■ Data records:
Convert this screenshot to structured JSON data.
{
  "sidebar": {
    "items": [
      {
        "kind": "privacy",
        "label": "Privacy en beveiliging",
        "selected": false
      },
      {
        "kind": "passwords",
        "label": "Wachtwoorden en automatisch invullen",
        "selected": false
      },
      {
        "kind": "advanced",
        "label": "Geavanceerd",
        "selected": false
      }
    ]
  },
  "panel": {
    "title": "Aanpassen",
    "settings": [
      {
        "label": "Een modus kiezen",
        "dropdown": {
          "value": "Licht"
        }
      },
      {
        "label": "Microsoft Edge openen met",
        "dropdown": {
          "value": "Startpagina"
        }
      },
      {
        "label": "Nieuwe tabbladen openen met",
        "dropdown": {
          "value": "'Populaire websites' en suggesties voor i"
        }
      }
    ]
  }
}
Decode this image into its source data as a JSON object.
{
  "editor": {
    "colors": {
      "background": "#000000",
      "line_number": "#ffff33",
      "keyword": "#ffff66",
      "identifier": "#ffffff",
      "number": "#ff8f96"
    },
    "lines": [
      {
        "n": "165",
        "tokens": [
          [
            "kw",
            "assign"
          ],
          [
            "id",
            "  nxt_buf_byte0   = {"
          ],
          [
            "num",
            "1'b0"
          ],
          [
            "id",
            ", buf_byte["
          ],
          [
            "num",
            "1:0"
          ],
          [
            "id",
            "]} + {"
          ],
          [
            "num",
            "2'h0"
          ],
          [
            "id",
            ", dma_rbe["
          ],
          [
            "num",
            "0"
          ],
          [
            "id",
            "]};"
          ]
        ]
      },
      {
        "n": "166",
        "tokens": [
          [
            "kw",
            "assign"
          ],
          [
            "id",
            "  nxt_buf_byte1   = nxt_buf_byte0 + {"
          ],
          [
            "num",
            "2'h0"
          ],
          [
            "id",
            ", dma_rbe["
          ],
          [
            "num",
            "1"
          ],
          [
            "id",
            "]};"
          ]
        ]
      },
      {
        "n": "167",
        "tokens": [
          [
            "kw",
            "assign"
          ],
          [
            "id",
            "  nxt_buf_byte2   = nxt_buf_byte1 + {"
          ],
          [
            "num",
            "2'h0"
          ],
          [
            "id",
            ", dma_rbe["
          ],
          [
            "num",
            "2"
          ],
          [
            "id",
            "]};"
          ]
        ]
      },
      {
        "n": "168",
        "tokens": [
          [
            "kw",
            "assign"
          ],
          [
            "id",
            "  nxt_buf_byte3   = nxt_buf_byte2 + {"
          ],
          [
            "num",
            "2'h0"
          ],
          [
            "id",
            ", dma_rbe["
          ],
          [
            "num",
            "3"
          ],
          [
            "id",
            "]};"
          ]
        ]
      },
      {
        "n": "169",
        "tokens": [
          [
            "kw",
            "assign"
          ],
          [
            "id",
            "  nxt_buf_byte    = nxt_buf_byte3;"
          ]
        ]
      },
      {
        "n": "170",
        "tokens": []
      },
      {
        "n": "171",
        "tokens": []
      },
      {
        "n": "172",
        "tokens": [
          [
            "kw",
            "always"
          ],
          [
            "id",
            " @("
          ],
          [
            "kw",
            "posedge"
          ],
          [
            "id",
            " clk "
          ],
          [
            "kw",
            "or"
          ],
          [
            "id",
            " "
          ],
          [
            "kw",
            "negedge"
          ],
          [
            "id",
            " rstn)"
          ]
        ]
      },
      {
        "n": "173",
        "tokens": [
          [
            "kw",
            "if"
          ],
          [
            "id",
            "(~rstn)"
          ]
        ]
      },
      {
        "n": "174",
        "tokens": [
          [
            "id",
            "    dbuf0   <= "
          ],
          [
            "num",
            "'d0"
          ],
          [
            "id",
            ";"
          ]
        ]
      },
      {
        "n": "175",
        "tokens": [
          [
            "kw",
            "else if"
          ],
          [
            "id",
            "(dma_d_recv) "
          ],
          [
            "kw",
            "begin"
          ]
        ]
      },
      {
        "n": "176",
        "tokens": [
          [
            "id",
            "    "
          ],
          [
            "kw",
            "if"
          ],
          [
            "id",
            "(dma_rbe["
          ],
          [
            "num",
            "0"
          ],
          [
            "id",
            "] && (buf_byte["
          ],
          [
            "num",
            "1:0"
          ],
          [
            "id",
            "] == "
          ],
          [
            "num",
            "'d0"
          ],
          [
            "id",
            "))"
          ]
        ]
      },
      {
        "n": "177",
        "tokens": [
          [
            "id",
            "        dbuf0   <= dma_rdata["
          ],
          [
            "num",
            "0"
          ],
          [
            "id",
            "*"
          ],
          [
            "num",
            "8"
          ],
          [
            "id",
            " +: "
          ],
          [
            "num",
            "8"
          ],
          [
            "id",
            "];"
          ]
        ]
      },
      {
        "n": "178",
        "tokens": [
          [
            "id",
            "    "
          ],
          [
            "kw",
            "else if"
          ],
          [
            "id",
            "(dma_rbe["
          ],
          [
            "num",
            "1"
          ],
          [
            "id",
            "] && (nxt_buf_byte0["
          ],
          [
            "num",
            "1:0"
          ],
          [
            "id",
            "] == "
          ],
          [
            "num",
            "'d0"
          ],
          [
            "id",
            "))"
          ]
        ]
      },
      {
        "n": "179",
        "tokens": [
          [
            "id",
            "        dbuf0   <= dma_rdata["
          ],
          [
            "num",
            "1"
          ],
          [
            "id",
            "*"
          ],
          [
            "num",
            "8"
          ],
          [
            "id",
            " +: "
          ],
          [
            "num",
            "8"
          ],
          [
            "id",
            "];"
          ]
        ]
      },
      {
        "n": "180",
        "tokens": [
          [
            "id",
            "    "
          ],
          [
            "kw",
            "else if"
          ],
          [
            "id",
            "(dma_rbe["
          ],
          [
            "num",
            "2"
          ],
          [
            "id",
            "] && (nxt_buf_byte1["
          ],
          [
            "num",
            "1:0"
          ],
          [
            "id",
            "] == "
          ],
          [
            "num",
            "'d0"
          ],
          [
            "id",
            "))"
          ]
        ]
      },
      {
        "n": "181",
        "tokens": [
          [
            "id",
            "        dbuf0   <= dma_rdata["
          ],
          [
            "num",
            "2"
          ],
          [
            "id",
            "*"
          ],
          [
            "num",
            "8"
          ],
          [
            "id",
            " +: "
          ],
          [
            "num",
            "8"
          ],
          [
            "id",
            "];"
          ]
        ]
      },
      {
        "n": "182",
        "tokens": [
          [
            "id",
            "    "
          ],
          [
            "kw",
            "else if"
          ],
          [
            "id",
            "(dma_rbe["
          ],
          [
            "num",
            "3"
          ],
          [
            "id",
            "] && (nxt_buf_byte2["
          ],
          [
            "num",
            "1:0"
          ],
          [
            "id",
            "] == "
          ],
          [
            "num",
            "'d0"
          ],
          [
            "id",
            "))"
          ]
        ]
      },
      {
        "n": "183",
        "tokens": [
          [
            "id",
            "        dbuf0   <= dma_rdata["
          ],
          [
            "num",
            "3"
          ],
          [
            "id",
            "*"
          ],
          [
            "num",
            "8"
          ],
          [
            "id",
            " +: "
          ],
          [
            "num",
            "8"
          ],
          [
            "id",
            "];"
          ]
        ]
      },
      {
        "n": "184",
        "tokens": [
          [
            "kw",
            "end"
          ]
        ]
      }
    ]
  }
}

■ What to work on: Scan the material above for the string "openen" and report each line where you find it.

■ Problem solution:
        "label": "Microsoft Edge openen met",
        "label": "Nieuwe tabbladen openen met",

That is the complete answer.